...

N-power backed
...>>Full report
__________
SA development:

Security specialists take their last legal chance to leave
[© SouthScan v21/01 13 Jan 06] Security specialists have a short time left in which they can legally move to Iraq to exchange their current wages for massive danger money. The country's tightened legislation preventing mercenarism is soon to come into force and will stop them taking an active role in foreign conflicts (SouthScan v20/23).The new 'Prohibition of Mercenary Activities and Prohibition and Regulation of Certain Activities in an Area of Armed Conflict Bill' will make it illegal for South Africans to provide any services in a warring country, be they medical, humanitarian or military, without the permission of the government.
While the legislation has been sold, especially after the Equatorial Guinea fiasco last year, as SA dealing with its history of exporting mercenarism into Africa, the material basis for the legislation lies closer to home and in the loss of skills in key sectors, particularly of instructors in specialized areas such as dog handling. Handlers can earn up to US$10,000 a month working in Iraq.
...>>Full report

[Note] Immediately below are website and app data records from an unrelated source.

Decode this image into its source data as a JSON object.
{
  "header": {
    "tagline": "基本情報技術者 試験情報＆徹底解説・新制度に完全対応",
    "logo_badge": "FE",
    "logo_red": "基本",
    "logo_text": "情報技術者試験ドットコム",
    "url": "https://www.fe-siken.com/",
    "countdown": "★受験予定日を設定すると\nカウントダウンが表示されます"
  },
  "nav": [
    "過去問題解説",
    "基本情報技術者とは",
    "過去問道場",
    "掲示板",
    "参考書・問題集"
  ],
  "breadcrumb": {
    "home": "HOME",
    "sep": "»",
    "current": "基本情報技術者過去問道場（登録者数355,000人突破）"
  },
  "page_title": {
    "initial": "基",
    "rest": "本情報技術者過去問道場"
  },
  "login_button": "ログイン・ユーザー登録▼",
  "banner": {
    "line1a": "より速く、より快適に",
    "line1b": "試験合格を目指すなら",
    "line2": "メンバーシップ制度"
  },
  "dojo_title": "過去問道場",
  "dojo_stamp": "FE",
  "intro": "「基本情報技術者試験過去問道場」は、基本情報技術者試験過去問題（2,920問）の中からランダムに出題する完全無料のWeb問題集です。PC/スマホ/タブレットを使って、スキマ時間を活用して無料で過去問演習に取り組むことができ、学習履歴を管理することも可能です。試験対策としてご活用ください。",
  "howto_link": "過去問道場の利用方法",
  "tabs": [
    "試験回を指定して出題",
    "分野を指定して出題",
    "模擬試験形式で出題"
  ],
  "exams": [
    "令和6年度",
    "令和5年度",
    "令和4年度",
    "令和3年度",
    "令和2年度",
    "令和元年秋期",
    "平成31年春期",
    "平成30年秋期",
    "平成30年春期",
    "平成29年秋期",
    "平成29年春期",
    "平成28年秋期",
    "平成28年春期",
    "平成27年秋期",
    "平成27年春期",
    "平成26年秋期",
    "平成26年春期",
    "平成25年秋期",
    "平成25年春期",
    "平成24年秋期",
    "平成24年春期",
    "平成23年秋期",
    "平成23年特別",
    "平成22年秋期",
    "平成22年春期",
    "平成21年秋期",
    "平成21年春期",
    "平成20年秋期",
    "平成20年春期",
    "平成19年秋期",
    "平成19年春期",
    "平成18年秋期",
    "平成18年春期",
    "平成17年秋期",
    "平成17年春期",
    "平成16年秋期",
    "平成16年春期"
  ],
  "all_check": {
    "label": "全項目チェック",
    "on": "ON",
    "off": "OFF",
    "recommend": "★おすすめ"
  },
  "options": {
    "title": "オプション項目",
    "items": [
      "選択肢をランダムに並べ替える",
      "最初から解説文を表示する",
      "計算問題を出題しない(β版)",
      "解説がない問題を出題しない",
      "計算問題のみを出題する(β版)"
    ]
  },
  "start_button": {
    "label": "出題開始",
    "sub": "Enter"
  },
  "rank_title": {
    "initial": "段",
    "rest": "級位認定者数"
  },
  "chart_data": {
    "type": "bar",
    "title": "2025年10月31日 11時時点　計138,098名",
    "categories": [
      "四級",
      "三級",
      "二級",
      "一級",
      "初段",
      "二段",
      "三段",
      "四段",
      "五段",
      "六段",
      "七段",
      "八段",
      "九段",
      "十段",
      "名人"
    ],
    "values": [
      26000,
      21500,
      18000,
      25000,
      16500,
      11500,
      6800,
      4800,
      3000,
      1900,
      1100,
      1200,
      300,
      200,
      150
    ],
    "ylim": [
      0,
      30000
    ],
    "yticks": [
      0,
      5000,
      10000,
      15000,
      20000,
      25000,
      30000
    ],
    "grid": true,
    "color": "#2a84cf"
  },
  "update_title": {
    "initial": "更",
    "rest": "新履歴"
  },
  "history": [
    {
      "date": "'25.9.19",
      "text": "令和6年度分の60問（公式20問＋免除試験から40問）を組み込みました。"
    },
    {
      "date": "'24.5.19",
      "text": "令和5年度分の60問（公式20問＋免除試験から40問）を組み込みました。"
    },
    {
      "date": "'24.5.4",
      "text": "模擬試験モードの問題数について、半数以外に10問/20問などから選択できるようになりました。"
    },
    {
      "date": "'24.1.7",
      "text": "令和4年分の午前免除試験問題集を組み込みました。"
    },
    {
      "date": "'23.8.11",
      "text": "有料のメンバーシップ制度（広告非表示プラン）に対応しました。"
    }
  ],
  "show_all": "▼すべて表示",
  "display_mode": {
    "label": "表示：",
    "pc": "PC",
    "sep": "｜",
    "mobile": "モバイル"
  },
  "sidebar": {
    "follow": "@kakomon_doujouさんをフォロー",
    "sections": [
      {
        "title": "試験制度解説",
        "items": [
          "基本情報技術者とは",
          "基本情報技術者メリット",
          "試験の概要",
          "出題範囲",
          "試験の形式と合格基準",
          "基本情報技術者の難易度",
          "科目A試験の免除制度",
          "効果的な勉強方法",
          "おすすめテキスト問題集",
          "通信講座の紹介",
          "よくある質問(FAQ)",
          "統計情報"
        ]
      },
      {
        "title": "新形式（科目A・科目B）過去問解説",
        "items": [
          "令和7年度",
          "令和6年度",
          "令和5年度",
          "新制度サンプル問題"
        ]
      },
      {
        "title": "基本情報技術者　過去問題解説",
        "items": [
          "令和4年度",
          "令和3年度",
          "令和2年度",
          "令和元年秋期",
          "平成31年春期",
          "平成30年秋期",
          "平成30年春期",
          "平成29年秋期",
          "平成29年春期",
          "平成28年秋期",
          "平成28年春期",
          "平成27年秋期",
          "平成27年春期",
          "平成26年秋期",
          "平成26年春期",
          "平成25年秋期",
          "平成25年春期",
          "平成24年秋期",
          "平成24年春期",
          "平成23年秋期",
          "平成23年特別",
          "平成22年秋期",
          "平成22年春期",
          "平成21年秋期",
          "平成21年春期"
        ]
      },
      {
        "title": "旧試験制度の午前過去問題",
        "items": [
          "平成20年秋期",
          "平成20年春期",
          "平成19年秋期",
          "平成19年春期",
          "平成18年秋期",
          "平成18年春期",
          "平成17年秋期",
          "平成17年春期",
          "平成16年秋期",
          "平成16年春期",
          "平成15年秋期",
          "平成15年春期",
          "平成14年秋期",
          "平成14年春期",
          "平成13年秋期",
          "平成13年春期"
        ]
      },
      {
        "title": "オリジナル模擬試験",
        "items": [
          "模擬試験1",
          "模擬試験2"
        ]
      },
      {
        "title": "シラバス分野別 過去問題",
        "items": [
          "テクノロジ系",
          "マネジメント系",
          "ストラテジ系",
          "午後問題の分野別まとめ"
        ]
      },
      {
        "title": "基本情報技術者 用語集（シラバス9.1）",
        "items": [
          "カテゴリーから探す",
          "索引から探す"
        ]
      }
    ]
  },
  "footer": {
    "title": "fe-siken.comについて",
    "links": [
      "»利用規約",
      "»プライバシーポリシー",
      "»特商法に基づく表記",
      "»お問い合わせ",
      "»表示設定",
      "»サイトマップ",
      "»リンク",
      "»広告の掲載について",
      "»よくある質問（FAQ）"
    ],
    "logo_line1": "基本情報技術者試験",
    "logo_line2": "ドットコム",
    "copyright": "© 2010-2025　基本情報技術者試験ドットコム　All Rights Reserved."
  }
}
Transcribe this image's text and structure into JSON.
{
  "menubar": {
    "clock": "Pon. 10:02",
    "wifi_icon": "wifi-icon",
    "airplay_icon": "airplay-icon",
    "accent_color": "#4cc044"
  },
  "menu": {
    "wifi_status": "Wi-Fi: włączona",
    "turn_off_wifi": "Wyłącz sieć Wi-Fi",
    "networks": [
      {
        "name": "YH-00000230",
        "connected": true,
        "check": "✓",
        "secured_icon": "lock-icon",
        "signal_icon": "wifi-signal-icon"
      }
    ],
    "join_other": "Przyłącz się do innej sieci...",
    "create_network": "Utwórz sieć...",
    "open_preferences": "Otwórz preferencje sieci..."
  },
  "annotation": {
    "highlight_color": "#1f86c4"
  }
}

__________

International:

WTO reveals rifts in SA's Brazil and India pact
[© SouthScan v21/01 13 Jan 06] As the dust settles on the Hong Kong meeting of the World Trade Organisation last month some observers were left pondering how long South African policymakers' vaunted pact with Brazil and India can last.
The WTO meeting, ending December 18, resulted by common consent in a deal that moved these two countries into the big league of the Northern industrialized states, leaving South Africa leading a rump of undeveloped economies.
...>>Full report

__________